App and web page records:
+ + + + +
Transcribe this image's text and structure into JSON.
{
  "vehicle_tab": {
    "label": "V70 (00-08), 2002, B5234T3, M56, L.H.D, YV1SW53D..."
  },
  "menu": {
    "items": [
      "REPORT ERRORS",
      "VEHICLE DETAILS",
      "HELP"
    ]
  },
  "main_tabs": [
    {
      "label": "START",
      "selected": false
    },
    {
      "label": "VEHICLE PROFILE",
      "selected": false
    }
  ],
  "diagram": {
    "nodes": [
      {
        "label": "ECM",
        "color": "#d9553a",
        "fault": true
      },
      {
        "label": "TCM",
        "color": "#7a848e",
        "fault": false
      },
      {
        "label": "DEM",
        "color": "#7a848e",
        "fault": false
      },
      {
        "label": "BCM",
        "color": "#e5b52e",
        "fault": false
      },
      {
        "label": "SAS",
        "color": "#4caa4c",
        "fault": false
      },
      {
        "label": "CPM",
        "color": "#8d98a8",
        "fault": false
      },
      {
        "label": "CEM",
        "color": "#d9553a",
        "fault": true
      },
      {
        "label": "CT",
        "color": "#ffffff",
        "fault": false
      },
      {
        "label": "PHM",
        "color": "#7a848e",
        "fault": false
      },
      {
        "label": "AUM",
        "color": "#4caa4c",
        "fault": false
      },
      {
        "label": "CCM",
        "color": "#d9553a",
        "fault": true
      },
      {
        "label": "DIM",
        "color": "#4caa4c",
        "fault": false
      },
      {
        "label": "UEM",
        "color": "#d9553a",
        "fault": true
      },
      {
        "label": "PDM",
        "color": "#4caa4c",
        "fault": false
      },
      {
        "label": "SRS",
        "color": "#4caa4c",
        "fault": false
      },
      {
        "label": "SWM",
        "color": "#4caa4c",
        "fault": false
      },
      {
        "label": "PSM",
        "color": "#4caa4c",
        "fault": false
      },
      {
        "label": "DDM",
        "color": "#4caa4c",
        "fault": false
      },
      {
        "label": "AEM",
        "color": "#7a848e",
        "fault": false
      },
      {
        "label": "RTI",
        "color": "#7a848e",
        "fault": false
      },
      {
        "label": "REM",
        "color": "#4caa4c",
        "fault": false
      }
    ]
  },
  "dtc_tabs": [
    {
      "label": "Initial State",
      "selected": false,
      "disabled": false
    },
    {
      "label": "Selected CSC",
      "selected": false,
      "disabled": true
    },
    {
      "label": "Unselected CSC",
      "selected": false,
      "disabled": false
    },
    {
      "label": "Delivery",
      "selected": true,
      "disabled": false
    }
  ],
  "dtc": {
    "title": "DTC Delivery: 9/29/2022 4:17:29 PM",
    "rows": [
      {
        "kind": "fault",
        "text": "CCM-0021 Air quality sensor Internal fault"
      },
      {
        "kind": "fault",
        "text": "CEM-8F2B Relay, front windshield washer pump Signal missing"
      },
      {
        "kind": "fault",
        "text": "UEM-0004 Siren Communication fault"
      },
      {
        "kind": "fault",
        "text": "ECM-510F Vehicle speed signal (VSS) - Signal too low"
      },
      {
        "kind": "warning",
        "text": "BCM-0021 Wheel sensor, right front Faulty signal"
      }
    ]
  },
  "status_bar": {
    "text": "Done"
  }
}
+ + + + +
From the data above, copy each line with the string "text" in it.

Expected answer:
Transcribe this image's text and structure into JSON.
        "text": "CCM-0021 Air quality sensor Internal fault"
        "text": "CEM-8F2B Relay, front windshield washer pump Signal missing"
        "text": "UEM-0004 Siren Communication fault"
        "text": "ECM-510F Vehicle speed signal (VSS) - Signal too low"
        "text": "BCM-0021 Wheel sensor, right front Faulty signal"
    "text": "Done"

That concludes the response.